**Task details**
Quote the whole listing word for word, please.
*** Input ***
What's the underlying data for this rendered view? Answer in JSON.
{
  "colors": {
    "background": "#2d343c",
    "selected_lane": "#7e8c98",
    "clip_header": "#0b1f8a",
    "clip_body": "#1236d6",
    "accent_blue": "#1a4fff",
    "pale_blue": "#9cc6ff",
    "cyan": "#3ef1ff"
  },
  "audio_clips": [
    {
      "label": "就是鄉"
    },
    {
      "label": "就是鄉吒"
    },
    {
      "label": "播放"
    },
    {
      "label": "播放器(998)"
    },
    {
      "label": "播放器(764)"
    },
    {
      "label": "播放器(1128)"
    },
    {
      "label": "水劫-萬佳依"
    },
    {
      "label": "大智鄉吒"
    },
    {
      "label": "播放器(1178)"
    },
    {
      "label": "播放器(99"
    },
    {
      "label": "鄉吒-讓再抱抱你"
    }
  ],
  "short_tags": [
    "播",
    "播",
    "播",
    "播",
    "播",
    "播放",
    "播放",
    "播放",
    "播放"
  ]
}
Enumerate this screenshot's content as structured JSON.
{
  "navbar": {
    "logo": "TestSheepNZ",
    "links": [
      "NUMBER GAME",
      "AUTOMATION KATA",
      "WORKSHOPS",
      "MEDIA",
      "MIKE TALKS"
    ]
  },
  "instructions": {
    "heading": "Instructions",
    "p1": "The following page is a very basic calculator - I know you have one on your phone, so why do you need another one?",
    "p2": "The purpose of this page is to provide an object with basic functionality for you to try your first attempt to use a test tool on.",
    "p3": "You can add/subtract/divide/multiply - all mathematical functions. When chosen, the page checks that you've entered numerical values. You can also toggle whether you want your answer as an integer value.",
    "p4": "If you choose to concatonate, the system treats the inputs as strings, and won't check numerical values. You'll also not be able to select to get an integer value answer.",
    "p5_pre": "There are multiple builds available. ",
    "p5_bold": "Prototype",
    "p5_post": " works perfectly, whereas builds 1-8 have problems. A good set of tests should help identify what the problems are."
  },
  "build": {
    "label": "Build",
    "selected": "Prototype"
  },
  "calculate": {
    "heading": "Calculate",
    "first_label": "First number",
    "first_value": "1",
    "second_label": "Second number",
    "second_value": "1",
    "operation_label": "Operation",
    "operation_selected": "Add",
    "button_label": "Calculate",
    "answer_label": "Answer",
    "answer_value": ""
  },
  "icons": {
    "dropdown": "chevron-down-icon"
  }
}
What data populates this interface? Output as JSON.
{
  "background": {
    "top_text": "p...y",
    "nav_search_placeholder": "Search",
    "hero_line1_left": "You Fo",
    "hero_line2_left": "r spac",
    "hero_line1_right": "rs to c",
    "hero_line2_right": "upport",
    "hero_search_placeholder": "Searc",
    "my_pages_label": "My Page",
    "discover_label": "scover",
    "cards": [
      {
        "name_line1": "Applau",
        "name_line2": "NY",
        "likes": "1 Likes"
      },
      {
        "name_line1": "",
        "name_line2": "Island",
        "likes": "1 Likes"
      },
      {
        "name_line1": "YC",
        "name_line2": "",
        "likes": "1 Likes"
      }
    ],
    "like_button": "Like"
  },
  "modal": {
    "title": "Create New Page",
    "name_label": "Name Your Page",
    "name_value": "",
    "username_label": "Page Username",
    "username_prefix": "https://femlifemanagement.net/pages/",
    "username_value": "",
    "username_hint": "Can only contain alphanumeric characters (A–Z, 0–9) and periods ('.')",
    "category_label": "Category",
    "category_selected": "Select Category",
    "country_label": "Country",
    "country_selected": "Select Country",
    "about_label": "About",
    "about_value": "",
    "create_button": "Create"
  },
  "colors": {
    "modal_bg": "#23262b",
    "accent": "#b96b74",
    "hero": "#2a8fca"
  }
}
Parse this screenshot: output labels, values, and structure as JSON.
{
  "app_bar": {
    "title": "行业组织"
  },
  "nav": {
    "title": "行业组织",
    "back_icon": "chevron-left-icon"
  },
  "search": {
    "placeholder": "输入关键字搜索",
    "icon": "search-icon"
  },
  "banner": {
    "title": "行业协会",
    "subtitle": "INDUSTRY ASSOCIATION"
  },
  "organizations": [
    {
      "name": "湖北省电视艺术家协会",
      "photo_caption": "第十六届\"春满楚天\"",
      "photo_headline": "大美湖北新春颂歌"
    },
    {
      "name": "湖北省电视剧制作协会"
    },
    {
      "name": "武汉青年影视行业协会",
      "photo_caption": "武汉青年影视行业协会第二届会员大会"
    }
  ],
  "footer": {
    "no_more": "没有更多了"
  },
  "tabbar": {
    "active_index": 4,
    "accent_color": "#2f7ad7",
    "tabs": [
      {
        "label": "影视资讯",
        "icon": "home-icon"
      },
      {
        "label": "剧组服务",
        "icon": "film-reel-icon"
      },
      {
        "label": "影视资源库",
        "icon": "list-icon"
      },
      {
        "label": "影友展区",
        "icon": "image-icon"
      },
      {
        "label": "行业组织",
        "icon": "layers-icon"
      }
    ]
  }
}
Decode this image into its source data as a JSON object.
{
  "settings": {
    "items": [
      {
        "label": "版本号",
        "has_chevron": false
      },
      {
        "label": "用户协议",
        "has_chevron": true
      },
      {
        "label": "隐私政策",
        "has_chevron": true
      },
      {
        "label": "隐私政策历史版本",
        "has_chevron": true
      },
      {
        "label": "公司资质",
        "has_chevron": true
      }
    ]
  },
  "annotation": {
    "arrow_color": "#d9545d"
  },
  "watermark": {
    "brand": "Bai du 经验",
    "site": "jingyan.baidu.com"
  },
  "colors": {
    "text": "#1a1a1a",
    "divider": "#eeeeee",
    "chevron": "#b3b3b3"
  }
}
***
**Solved exercise**
What's the underlying data for this rendered view? Answer in JSON.
{
  "colors": {
    "background": "#2d343c",
    "selected_lane": "#7e8c98",
    "clip_header": "#0b1f8a",
    "clip_body": "#1236d6",
    "accent_blue": "#1a4fff",
    "pale_blue": "#9cc6ff",
    "cyan": "#3ef1ff"
  },
  "audio_clips": [
    {
      "label": "就是鄉"
    },
    {
      "label": "就是鄉吒"
    },
    {
      "label": "播放"
    },
    {
      "label": "播放器(998)"
    },
    {
      "label": "播放器(764)"
    },
    {
      "label": "播放器(1128)"
    },
    {
      "label": "水劫-萬佳依"
    },
    {
      "label": "大智鄉吒"
    },
    {
      "label": "播放器(1178)"
    },
    {
      "label": "播放器(99"
    },
    {
      "label": "鄉吒-讓再抱抱你"
    }
  ],
  "short_tags": [
    "播",
    "播",
    "播",
    "播",
    "播",
    "播放",
    "播放",
    "播放",
    "播放"
  ]
}
Enumerate this screenshot's content as structured JSON.
{
  "navbar": {
    "logo": "TestSheepNZ",
    "links": [
      "NUMBER GAME",
      "AUTOMATION KATA",
      "WORKSHOPS",
      "MEDIA",
      "MIKE TALKS"
    ]
  },
  "instructions": {
    "heading": "Instructions",
    "p1": "The following page is a very basic calculator - I know you have one on your phone, so why do you need another one?",
    "p2": "The purpose of this page is to provide an object with basic functionality for you to try your first attempt to use a test tool on.",
    "p3": "You can add/subtract/divide/multiply - all mathematical functions. When chosen, the page checks that you've entered numerical values. You can also toggle whether you want your answer as an integer value.",
    "p4": "If you choose to concatonate, the system treats the inputs as strings, and won't check numerical values. You'll also not be able to select to get an integer value answer.",
    "p5_pre": "There are multiple builds available. ",
    "p5_bold": "Prototype",
    "p5_post": " works perfectly, whereas builds 1-8 have problems. A good set of tests should help identify what the problems are."
  },
  "build": {
    "label": "Build",
    "selected": "Prototype"
  },
  "calculate": {
    "heading": "Calculate",
    "first_label": "First number",
    "first_value": "1",
    "second_label": "Second number",
    "second_value": "1",
    "operation_label": "Operation",
    "operation_selected": "Add",
    "button_label": "Calculate",
    "answer_label": "Answer",
    "answer_value": ""
  },
  "icons": {
    "dropdown": "chevron-down-icon"
  }
}
What data populates this interface? Output as JSON.
{
  "background": {
    "top_text": "p...y",
    "nav_search_placeholder": "Search",
    "hero_line1_left": "You Fo",
    "hero_line2_left": "r spac",
    "hero_line1_right": "rs to c",
    "hero_line2_right": "upport",
    "hero_search_placeholder": "Searc",
    "my_pages_label": "My Page",
    "discover_label": "scover",
    "cards": [
      {
        "name_line1": "Applau",
        "name_line2": "NY",
        "likes": "1 Likes"
      },
      {
        "name_line1": "",
        "name_line2": "Island",
        "likes": "1 Likes"
      },
      {
        "name_line1": "YC",
        "name_line2": "",
        "likes": "1 Likes"
      }
    ],
    "like_button": "Like"
  },
  "modal": {
    "title": "Create New Page",
    "name_label": "Name Your Page",
    "name_value": "",
    "username_label": "Page Username",
    "username_prefix": "https://femlifemanagement.net/pages/",
    "username_value": "",
    "username_hint": "Can only contain alphanumeric characters (A–Z, 0–9) and periods ('.')",
    "category_label": "Category",
    "category_selected": "Select Category",
    "country_label": "Country",
    "country_selected": "Select Country",
    "about_label": "About",
    "about_value": "",
    "create_button": "Create"
  },
  "colors": {
    "modal_bg": "#23262b",
    "accent": "#b96b74",
    "hero": "#2a8fca"
  }
}
Parse this screenshot: output labels, values, and structure as JSON.
{
  "app_bar": {
    "title": "行业组织"
  },
  "nav": {
    "title": "行业组织",
    "back_icon": "chevron-left-icon"
  },
  "search": {
    "placeholder": "输入关键字搜索",
    "icon": "search-icon"
  },
  "banner": {
    "title": "行业协会",
    "subtitle": "INDUSTRY ASSOCIATION"
  },
  "organizations": [
    {
      "name": "湖北省电视艺术家协会",
      "photo_caption": "第十六届\"春满楚天\"",
      "photo_headline": "大美湖北新春颂歌"
    },
    {
      "name": "湖北省电视剧制作协会"
    },
    {
      "name": "武汉青年影视行业协会",
      "photo_caption": "武汉青年影视行业协会第二届会员大会"
    }
  ],
  "footer": {
    "no_more": "没有更多了"
  },
  "tabbar": {
    "active_index": 4,
    "accent_color": "#2f7ad7",
    "tabs": [
      {
        "label": "影视资讯",
        "icon": "home-icon"
      },
      {
        "label": "剧组服务",
        "icon": "film-reel-icon"
      },
      {
        "label": "影视资源库",
        "icon": "list-icon"
      },
      {
        "label": "影友展区",
        "icon": "image-icon"
      },
      {
        "label": "行业组织",
        "icon": "layers-icon"
      }
    ]
  }
}
Decode this image into its source data as a JSON object.
{
  "settings": {
    "items": [
      {
        "label": "版本号",
        "has_chevron": false
      },
      {
        "label": "用户协议",
        "has_chevron": true
      },
      {
        "label": "隐私政策",
        "has_chevron": true
      },
      {
        "label": "隐私政策历史版本",
        "has_chevron": true
      },
      {
        "label": "公司资质",
        "has_chevron": true
      }
    ]
  },
  "annotation": {
    "arrow_color": "#d9545d"
  },
  "watermark": {
    "brand": "Bai du 经验",
    "site": "jingyan.baidu.com"
  },
  "colors": {
    "text": "#1a1a1a",
    "divider": "#eeeeee",
    "chevron": "#b3b3b3"
  }
}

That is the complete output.